GOLD STAR: It had to feel good for Ryan Spooner. The speedy forward played a great game, finished with the game-winning goal in Claude Julien’s return to Boston and had both four shots on net and four registered hits in 16:07 of ice time. His goal was a level of grit and buy-in that he didn’t always have when Julien was the coach, but it’s one that he’s found more and more since Bruce Cassidy took over behind the B’s bench. Spooner drove the puck straight toward the net, and attempted to throw a pass backdoor to Matt Grzelcyk. But instead the puck bounced off Jonathan Drouin’s skate and ended up in the back of the net to make it a 2-1 game in the second period. For a player that long struggled under the watchful eye of Julien, Spooner’s night continued a stretch of very strong play since coming back from injury. 

BLACK EYE: Jonathan Drouin was supposed to be a game-changing center for the Canadiens after being moved from Tampa Bay, but he hasn’t even been close to that, or actually being a center, for the Habs this year. Drouin really didn’t bring much of anything on Wednesday night with a couple of shots on net, a giveaway and a 1-for-9 on the draw in his 17:04 of ice time. He was like so many of the other players on the Montreal roster that didn’t show up with their best in a rivalry game between the Bruins and the Habs. Even worse than that they didn’t show up in a game they desperately needed to win if they wanted to stay relevant in the playoff race. With the minus game again on Wednesday, Drouin is also now a minus-20 on the season in what’s been a truly disappointing year. 

TURNING POINT: The Bruins bounced back strongly after giving up a goal on the first shift of the game, and really took things over after the fortunate bounce for Jakub Jerabek got the Habs on the board early. The Bruins outshot the Canadiens by a 25-13 margin in the first two periods, dominated play and posted a goal in each of the first two periods to get the B’s on the board. From that point on it was smooth sailing and Boston only needed to collect a couple of insurance goals in the third period to truly seal Montreal’s fate. What was surprising was that the Habs showed little fight or pride while slowly sinking into the mud during the game, and never ever provided any real challenge to the Bruins in a game that was still separated by just a single goal until later in the third period. 

HONORABLE MENTION: David Krejci had one of his better games for the Bruins with a goal, two points and a plus-2 rating in 15:58 of ice time. It was an empty net goal that rounded out the scoring in the third period, and he finished with four shot attempts, a takeaway and 16-of-20 face-off wins in 15:58 of ice time. In general the Bruins frontline centers absolutely and thoroughly dominated Montreal’s poor excuse for players down the middle of their lineup, and Krejci was a big part of that in helping set up Spooner’s game-winner as well. Krejci was also a player that had his differences of opinion with Julien when he was coaching the Bruins, so the big game for him on Wednesday night also must have felt pretty cathartic when it was all said and done.   

BY THE NUMBERS: 15 – the number of games for Tuukka Rask’s current point streak where he’s put together a 13-0-2 record that dates back to his four game benching in the middle of November.
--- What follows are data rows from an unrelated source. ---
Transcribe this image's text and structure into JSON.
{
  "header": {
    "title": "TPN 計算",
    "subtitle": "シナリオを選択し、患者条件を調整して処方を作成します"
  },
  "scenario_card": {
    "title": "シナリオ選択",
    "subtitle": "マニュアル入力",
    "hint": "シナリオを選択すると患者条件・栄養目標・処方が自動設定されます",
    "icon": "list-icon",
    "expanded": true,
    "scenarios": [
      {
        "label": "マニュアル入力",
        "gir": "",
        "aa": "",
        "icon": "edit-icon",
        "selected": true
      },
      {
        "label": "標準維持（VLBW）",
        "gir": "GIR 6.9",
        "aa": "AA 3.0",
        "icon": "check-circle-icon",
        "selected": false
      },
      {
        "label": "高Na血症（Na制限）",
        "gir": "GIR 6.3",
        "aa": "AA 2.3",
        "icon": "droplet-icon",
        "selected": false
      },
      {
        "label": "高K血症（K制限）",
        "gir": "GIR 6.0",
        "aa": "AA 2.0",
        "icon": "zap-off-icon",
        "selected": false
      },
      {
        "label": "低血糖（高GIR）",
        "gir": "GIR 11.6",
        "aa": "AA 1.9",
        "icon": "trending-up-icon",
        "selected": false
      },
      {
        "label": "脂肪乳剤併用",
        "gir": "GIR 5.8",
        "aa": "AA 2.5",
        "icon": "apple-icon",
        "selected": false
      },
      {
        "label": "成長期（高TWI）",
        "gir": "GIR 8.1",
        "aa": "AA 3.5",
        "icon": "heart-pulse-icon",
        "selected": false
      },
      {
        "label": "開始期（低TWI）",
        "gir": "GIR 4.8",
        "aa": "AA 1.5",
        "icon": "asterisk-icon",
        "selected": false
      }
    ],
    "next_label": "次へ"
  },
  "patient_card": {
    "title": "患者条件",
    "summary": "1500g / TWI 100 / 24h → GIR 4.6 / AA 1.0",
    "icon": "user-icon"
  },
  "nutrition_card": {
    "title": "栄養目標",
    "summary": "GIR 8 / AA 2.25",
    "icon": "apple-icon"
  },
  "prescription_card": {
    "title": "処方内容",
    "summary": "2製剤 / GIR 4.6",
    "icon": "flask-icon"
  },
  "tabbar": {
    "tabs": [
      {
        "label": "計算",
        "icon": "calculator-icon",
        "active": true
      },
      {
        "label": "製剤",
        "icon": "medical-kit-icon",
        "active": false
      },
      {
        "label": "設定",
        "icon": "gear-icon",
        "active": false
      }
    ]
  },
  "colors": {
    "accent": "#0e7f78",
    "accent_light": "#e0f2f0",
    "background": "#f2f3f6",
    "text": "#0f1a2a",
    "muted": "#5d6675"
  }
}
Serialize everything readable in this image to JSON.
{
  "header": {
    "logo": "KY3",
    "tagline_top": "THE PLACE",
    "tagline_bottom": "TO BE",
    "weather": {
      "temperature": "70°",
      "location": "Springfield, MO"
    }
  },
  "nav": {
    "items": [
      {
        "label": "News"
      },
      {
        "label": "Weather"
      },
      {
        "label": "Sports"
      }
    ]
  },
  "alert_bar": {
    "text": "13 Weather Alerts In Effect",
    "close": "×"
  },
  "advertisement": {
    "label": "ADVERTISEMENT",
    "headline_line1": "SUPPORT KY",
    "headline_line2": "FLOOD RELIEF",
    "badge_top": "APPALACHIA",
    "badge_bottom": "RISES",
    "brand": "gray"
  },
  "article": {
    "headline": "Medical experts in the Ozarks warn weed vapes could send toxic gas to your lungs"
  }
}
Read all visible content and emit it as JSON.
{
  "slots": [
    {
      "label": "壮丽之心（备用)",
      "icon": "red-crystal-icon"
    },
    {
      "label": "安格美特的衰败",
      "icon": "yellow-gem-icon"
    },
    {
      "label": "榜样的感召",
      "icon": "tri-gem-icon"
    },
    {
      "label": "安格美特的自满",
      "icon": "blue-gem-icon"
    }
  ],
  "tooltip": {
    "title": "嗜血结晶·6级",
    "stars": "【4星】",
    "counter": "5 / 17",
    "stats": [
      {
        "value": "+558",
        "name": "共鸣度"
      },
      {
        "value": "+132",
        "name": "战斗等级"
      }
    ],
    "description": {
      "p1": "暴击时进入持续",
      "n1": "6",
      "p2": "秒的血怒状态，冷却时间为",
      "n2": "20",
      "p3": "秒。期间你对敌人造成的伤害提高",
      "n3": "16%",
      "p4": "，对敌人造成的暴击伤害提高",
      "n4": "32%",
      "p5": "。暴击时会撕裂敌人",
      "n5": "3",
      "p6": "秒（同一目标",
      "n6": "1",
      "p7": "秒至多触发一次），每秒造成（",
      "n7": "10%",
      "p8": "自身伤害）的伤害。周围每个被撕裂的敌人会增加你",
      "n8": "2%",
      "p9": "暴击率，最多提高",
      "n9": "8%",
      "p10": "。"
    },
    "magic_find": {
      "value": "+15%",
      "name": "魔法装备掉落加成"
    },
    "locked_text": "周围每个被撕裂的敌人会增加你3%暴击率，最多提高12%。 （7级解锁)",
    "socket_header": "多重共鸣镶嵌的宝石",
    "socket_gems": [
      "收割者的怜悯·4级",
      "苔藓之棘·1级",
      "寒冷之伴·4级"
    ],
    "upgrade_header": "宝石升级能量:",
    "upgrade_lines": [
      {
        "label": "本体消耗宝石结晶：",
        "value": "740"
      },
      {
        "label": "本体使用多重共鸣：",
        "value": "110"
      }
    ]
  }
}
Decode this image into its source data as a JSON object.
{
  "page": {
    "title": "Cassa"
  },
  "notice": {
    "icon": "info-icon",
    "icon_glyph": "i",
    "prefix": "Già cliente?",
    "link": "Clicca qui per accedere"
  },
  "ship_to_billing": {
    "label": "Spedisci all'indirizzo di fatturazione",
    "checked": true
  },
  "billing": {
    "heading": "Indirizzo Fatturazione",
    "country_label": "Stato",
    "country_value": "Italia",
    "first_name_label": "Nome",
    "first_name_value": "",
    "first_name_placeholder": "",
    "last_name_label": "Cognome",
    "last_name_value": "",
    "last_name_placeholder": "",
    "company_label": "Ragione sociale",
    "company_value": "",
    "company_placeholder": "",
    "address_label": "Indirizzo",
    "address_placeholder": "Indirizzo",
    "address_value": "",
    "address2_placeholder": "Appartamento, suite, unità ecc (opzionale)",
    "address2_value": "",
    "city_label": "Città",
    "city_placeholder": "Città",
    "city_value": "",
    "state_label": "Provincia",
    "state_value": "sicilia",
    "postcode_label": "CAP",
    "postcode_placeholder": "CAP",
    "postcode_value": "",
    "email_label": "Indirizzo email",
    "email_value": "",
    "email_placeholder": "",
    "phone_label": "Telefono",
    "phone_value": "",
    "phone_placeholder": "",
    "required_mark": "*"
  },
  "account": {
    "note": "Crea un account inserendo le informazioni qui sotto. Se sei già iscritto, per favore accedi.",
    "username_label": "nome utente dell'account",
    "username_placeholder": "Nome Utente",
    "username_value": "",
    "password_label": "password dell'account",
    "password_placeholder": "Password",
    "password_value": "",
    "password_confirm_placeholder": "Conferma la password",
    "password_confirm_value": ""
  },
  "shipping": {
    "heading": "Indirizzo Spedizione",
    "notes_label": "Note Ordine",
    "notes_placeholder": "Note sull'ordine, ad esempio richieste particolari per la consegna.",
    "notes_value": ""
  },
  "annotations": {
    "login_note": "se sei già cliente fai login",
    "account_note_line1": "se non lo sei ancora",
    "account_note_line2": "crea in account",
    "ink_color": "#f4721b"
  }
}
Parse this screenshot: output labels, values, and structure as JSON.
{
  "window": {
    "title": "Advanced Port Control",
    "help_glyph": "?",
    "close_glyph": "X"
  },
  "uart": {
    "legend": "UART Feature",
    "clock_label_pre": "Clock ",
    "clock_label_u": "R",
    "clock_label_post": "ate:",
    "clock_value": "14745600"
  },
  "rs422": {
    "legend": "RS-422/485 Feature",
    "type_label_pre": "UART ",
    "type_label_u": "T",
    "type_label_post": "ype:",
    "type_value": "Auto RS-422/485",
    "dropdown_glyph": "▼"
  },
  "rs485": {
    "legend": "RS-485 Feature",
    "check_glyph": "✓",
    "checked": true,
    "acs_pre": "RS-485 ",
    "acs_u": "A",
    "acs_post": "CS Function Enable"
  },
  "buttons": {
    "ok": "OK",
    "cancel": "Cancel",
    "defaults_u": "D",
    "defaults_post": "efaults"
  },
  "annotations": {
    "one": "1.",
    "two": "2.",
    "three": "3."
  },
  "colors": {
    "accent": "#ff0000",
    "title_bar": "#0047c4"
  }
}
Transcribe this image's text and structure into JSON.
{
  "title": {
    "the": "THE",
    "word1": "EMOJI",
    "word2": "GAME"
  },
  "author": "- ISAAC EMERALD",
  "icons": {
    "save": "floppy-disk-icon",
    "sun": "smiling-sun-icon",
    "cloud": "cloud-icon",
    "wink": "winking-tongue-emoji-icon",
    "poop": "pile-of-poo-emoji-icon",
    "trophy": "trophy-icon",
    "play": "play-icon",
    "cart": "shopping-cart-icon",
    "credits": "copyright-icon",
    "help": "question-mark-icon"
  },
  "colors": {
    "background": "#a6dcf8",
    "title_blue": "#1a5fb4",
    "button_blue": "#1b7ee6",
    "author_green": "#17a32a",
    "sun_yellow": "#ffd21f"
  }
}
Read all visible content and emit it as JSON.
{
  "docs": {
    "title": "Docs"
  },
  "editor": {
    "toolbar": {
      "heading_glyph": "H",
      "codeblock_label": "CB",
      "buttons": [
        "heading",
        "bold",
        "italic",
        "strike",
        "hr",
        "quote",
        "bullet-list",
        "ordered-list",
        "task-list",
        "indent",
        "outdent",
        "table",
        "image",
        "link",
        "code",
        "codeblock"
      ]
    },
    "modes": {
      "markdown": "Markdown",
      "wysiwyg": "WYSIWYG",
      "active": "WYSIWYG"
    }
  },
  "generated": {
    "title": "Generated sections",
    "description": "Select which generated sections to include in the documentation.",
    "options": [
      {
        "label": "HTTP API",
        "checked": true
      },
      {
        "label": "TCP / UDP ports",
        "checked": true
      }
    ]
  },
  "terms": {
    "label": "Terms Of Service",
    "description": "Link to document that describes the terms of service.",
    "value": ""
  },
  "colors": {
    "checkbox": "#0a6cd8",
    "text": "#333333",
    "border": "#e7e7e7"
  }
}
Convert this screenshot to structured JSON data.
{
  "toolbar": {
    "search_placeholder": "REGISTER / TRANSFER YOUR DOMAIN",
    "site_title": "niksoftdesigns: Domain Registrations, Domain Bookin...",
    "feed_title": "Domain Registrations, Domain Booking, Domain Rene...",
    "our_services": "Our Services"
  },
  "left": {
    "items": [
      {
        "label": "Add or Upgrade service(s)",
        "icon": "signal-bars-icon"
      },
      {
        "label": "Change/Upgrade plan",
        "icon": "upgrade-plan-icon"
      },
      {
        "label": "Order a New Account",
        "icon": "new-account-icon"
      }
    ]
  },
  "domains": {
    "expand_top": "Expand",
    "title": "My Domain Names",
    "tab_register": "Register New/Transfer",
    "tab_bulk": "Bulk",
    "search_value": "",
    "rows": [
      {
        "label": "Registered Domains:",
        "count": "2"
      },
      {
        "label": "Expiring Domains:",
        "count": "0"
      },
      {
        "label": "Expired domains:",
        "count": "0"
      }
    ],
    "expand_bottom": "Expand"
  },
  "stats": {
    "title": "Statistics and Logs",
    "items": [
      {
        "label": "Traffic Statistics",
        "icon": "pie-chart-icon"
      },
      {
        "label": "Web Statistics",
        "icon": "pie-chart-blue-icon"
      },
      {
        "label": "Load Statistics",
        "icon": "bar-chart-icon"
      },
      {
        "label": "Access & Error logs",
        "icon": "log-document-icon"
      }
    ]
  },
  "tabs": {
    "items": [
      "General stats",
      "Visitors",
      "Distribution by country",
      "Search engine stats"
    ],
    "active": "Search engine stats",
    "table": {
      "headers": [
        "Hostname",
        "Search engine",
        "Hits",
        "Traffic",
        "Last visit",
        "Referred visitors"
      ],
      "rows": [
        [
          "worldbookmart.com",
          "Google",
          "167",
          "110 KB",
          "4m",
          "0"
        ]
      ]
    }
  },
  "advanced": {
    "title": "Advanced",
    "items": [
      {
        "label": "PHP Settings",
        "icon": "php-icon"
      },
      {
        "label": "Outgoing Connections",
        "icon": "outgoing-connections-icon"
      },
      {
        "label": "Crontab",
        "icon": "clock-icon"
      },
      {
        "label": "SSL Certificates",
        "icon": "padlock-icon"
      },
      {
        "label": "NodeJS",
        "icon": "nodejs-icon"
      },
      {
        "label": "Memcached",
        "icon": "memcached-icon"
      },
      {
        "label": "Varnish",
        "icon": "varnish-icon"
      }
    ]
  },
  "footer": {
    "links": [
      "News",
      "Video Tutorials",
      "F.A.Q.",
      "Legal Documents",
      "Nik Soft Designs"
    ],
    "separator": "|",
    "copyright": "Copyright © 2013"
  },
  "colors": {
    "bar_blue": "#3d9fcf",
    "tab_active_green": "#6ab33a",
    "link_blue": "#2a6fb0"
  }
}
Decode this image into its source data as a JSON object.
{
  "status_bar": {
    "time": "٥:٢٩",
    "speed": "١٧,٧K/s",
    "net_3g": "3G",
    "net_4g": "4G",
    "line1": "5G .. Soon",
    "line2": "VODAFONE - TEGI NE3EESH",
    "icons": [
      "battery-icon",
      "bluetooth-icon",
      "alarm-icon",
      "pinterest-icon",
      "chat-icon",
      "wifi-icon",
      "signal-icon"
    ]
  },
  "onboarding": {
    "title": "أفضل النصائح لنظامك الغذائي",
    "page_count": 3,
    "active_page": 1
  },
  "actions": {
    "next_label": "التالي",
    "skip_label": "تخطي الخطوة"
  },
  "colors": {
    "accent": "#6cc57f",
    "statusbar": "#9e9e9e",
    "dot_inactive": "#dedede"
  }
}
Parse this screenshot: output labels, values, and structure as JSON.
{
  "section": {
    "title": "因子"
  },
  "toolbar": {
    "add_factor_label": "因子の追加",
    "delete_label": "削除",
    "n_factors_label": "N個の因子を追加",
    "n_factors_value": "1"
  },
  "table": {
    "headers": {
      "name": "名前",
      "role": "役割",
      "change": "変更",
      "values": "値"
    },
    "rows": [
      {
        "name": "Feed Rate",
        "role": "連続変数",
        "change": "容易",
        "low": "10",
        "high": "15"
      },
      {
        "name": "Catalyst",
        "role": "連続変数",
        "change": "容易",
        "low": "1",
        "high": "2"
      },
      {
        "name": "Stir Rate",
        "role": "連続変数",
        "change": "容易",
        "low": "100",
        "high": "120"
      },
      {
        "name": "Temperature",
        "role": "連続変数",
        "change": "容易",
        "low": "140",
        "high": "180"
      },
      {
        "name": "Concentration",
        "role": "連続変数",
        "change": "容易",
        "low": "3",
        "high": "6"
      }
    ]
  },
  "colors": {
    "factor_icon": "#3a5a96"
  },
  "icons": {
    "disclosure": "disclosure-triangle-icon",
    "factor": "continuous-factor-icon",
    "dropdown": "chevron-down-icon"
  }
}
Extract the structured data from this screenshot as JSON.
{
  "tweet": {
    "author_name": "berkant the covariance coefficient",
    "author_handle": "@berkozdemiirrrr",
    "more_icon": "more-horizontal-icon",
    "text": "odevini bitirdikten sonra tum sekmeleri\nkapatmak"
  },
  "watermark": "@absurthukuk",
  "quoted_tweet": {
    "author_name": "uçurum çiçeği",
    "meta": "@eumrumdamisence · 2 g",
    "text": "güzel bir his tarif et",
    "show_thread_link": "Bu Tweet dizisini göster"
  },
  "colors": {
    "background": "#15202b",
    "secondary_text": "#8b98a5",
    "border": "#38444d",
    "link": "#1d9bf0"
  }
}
He finished with a solid night’s work of 21 saves in the win over the Habs.  

QUOTE TO NOTE: “We laid an egg.” –Claude Julien said that phrase in both French and English to discuss a truly pathetic performance for his Canadiens team in what should have been an intense Bruins/Habs rivalry game on national television.